**EXERCISE:** Show every line of the data below that includes the word "role".
══ DATA IN THIS EXERCISE
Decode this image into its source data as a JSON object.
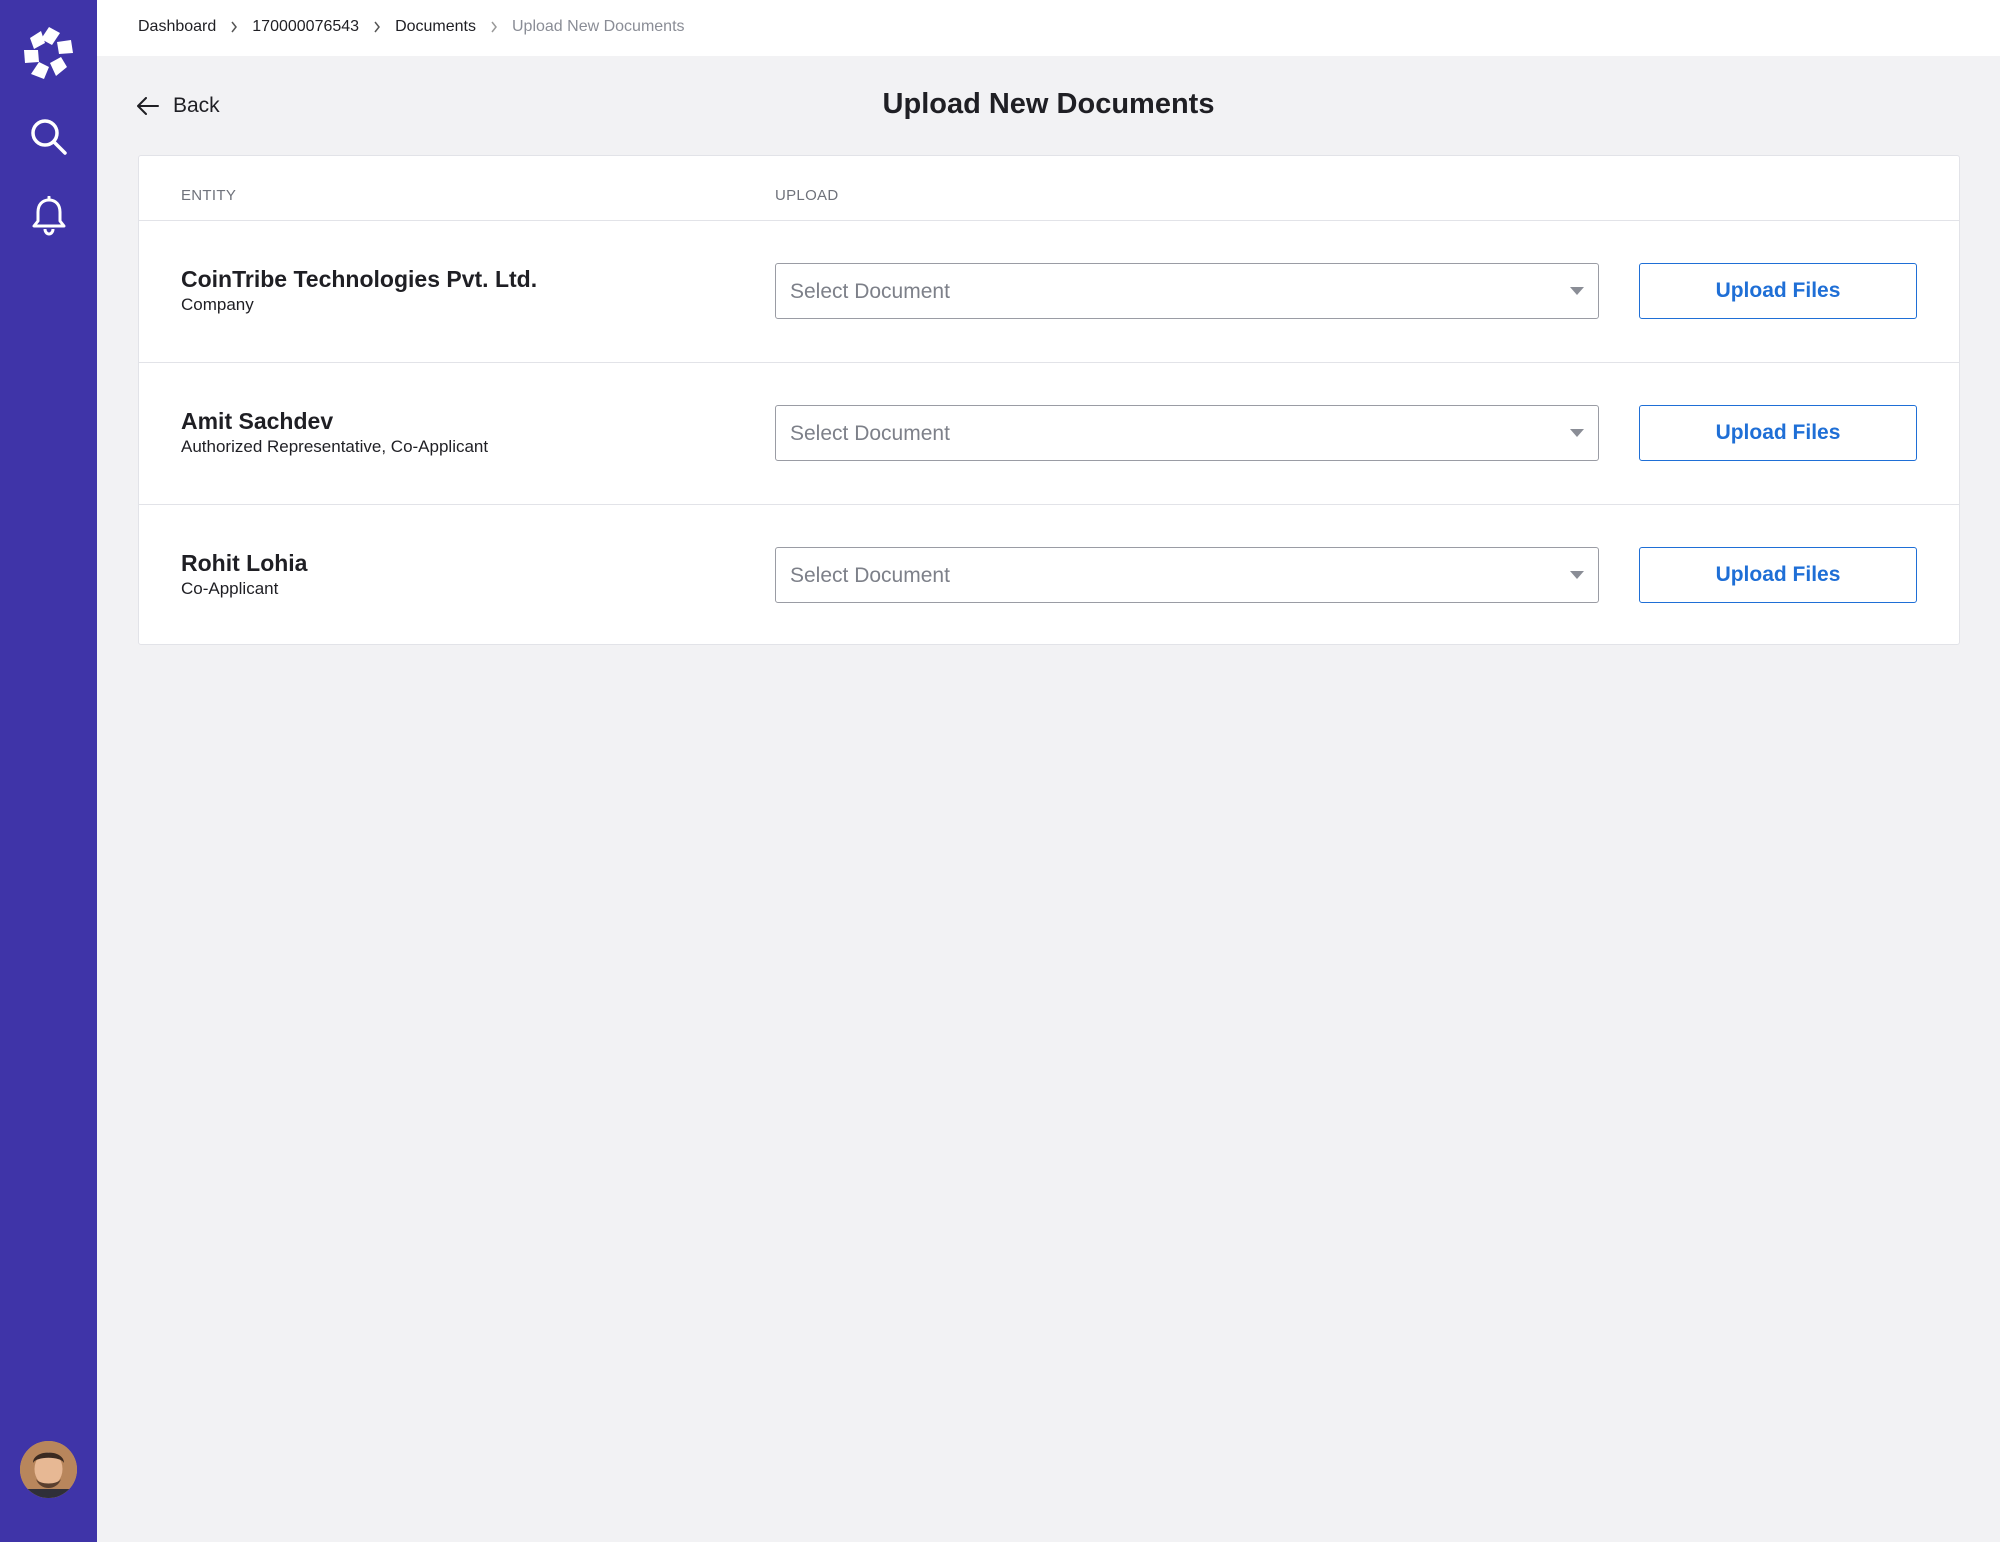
{
  "breadcrumb": {
    "items": [
      {
        "label": "Dashboard"
      },
      {
        "label": "170000076543"
      },
      {
        "label": "Documents"
      },
      {
        "label": "Upload New Documents"
      }
    ]
  },
  "back_label": "Back",
  "page_title": "Upload New Documents",
  "table": {
    "columns": {
      "entity": "ENTITY",
      "upload": "UPLOAD"
    },
    "rows": [
      {
        "name": "CoinTribe Technologies Pvt. Ltd.",
        "role": "Company",
        "select_placeholder": "Select Document",
        "button_label": "Upload Files"
      },
      {
        "name": "Amit Sachdev",
        "role": "Authorized Representative, Co-Applicant",
        "select_placeholder": "Select Document",
        "button_label": "Upload Files"
      },
      {
        "name": "Rohit Lohia",
        "role": "Co-Applicant",
        "select_placeholder": "Select Document",
        "button_label": "Upload Files"
      }
    ]
  },
  "colors": {
    "sidebar": "#3f34a8",
    "accent": "#1f6fd6",
    "background": "#f2f2f4"
  },
  "icons": {
    "sidebar": [
      "logo-icon",
      "search-icon",
      "bell-icon"
    ],
    "back": "arrow-left-icon",
    "select": "caret-down-icon"
  }
}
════
**COMPLETED TASK:**
        "role": "Company",
        "role": "Authorized Representative, Co-Applicant",
        "role": "Co-Applicant",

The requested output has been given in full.